*TASK GOAL*. Below are some entries; write out each one of them exactly.

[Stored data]
•••

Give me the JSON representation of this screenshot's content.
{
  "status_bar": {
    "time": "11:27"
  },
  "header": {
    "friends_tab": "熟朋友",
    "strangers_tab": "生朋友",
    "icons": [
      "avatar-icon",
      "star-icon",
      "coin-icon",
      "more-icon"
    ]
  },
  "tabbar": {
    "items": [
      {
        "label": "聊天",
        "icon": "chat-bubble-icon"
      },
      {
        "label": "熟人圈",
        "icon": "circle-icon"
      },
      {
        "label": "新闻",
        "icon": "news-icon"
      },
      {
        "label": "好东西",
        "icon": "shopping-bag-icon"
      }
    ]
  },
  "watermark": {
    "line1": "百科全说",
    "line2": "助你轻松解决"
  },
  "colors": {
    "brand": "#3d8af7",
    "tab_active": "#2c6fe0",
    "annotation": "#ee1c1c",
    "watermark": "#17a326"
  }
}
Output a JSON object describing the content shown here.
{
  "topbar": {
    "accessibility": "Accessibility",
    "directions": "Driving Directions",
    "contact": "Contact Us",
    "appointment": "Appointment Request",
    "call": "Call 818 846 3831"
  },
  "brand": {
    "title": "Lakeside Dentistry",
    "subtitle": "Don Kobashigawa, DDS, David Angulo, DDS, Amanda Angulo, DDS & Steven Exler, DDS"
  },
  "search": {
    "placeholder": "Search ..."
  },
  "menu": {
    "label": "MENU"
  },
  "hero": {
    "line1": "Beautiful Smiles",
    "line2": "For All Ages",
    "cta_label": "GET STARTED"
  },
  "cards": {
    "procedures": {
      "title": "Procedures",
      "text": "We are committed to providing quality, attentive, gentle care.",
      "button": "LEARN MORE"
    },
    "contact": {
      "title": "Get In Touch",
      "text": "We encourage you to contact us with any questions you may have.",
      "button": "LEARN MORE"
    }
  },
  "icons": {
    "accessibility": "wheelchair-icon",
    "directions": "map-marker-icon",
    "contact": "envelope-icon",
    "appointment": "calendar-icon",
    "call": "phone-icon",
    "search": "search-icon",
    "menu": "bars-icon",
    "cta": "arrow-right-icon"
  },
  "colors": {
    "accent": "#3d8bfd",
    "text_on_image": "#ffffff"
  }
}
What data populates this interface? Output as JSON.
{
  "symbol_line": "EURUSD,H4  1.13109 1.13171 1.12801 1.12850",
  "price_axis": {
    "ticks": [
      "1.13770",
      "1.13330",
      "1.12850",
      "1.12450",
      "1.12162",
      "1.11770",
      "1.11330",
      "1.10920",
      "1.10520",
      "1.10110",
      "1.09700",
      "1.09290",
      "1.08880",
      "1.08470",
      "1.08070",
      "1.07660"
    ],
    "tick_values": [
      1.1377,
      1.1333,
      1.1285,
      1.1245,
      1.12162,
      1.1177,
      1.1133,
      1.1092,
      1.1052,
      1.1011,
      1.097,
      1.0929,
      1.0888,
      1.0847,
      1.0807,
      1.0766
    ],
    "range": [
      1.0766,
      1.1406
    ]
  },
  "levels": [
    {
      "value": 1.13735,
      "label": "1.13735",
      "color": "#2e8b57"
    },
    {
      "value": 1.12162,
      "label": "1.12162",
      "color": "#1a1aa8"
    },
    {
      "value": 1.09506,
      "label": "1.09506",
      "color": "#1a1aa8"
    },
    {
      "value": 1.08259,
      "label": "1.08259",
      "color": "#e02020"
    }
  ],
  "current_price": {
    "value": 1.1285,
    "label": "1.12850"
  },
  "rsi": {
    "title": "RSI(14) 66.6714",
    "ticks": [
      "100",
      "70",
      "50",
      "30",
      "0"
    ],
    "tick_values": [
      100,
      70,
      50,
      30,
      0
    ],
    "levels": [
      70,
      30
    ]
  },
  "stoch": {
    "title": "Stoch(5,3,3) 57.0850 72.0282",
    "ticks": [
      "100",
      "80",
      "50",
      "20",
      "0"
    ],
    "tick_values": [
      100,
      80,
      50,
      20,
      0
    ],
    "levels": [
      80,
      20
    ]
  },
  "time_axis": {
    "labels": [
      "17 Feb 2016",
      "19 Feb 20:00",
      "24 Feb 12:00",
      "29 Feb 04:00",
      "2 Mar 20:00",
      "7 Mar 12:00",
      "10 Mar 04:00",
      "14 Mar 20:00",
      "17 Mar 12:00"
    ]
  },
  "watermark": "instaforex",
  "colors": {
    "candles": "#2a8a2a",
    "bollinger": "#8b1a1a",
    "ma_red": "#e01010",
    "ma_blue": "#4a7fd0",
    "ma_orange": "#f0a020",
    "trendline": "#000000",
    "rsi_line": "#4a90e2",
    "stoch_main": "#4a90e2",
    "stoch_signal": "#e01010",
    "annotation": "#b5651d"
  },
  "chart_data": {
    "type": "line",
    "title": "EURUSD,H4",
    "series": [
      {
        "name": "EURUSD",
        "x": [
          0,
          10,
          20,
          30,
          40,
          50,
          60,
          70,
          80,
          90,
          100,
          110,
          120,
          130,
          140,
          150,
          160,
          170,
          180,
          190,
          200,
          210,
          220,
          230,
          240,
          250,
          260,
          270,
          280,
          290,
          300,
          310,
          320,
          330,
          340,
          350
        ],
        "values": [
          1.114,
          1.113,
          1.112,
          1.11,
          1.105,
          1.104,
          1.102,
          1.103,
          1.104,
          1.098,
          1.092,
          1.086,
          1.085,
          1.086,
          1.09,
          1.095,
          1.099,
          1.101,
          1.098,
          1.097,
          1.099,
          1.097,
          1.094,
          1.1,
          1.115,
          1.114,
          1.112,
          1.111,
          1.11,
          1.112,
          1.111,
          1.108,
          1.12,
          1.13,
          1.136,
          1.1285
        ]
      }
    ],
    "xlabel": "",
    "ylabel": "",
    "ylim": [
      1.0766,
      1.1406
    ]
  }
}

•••

*EXERCISE RESULT*.
Give me the JSON representation of this screenshot's content.
{
  "status_bar": {
    "time": "11:27"
  },
  "header": {
    "friends_tab": "熟朋友",
    "strangers_tab": "生朋友",
    "icons": [
      "avatar-icon",
      "star-icon",
      "coin-icon",
      "more-icon"
    ]
  },
  "tabbar": {
    "items": [
      {
        "label": "聊天",
        "icon": "chat-bubble-icon"
      },
      {
        "label": "熟人圈",
        "icon": "circle-icon"
      },
      {
        "label": "新闻",
        "icon": "news-icon"
      },
      {
        "label": "好东西",
        "icon": "shopping-bag-icon"
      }
    ]
  },
  "watermark": {
    "line1": "百科全说",
    "line2": "助你轻松解决"
  },
  "colors": {
    "brand": "#3d8af7",
    "tab_active": "#2c6fe0",
    "annotation": "#ee1c1c",
    "watermark": "#17a326"
  }
}
Output a JSON object describing the content shown here.
{
  "topbar": {
    "accessibility": "Accessibility",
    "directions": "Driving Directions",
    "contact": "Contact Us",
    "appointment": "Appointment Request",
    "call": "Call 818 846 3831"
  },
  "brand": {
    "title": "Lakeside Dentistry",
    "subtitle": "Don Kobashigawa, DDS, David Angulo, DDS, Amanda Angulo, DDS & Steven Exler, DDS"
  },
  "search": {
    "placeholder": "Search ..."
  },
  "menu": {
    "label": "MENU"
  },
  "hero": {
    "line1": "Beautiful Smiles",
    "line2": "For All Ages",
    "cta_label": "GET STARTED"
  },
  "cards": {
    "procedures": {
      "title": "Procedures",
      "text": "We are committed to providing quality, attentive, gentle care.",
      "button": "LEARN MORE"
    },
    "contact": {
      "title": "Get In Touch",
      "text": "We encourage you to contact us with any questions you may have.",
      "button": "LEARN MORE"
    }
  },
  "icons": {
    "accessibility": "wheelchair-icon",
    "directions": "map-marker-icon",
    "contact": "envelope-icon",
    "appointment": "calendar-icon",
    "call": "phone-icon",
    "search": "search-icon",
    "menu": "bars-icon",
    "cta": "arrow-right-icon"
  },
  "colors": {
    "accent": "#3d8bfd",
    "text_on_image": "#ffffff"
  }
}
What data populates this interface? Output as JSON.
{
  "symbol_line": "EURUSD,H4  1.13109 1.13171 1.12801 1.12850",
  "price_axis": {
    "ticks": [
      "1.13770",
      "1.13330",
      "1.12850",
      "1.12450",
      "1.12162",
      "1.11770",
      "1.11330",
      "1.10920",
      "1.10520",
      "1.10110",
      "1.09700",
      "1.09290",
      "1.08880",
      "1.08470",
      "1.08070",
      "1.07660"
    ],
    "tick_values": [
      1.1377,
      1.1333,
      1.1285,
      1.1245,
      1.12162,
      1.1177,
      1.1133,
      1.1092,
      1.1052,
      1.1011,
      1.097,
      1.0929,
      1.0888,
      1.0847,
      1.0807,
      1.0766
    ],
    "range": [
      1.0766,
      1.1406
    ]
  },
  "levels": [
    {
      "value": 1.13735,
      "label": "1.13735",
      "color": "#2e8b57"
    },
    {
      "value": 1.12162,
      "label": "1.12162",
      "color": "#1a1aa8"
    },
    {
      "value": 1.09506,
      "label": "1.09506",
      "color": "#1a1aa8"
    },
    {
      "value": 1.08259,
      "label": "1.08259",
      "color": "#e02020"
    }
  ],
  "current_price": {
    "value": 1.1285,
    "label": "1.12850"
  },
  "rsi": {
    "title": "RSI(14) 66.6714",
    "ticks": [
      "100",
      "70",
      "50",
      "30",
      "0"
    ],
    "tick_values": [
      100,
      70,
      50,
      30,
      0
    ],
    "levels": [
      70,
      30
    ]
  },
  "stoch": {
    "title": "Stoch(5,3,3) 57.0850 72.0282",
    "ticks": [
      "100",
      "80",
      "50",
      "20",
      "0"
    ],
    "tick_values": [
      100,
      80,
      50,
      20,
      0
    ],
    "levels": [
      80,
      20
    ]
  },
  "time_axis": {
    "labels": [
      "17 Feb 2016",
      "19 Feb 20:00",
      "24 Feb 12:00",
      "29 Feb 04:00",
      "2 Mar 20:00",
      "7 Mar 12:00",
      "10 Mar 04:00",
      "14 Mar 20:00",
      "17 Mar 12:00"
    ]
  },
  "watermark": "instaforex",
  "colors": {
    "candles": "#2a8a2a",
    "bollinger": "#8b1a1a",
    "ma_red": "#e01010",
    "ma_blue": "#4a7fd0",
    "ma_orange": "#f0a020",
    "trendline": "#000000",
    "rsi_line": "#4a90e2",
    "stoch_main": "#4a90e2",
    "stoch_signal": "#e01010",
    "annotation": "#b5651d"
  },
  "chart_data": {
    "type": "line",
    "title": "EURUSD,H4",
    "series": [
      {
        "name": "EURUSD",
        "x": [
          0,
          10,
          20,
          30,
          40,
          50,
          60,
          70,
          80,
          90,
          100,
          110,
          120,
          130,
          140,
          150,
          160,
          170,
          180,
          190,
          200,
          210,
          220,
          230,
          240,
          250,
          260,
          270,
          280,
          290,
          300,
          310,
          320,
          330,
          340,
          350
        ],
        "values": [
          1.114,
          1.113,
          1.112,
          1.11,
          1.105,
          1.104,
          1.102,
          1.103,
          1.104,
          1.098,
          1.092,
          1.086,
          1.085,
          1.086,
          1.09,
          1.095,
          1.099,
          1.101,
          1.098,
          1.097,
          1.099,
          1.097,
          1.094,
          1.1,
          1.115,
          1.114,
          1.112,
          1.111,
          1.11,
          1.112,
          1.111,
          1.108,
          1.12,
          1.13,
          1.136,
          1.1285
        ]
      }
    ],
    "xlabel": "",
    "ylabel": "",
    "ylim": [
      1.0766,
      1.1406
    ]
  }
}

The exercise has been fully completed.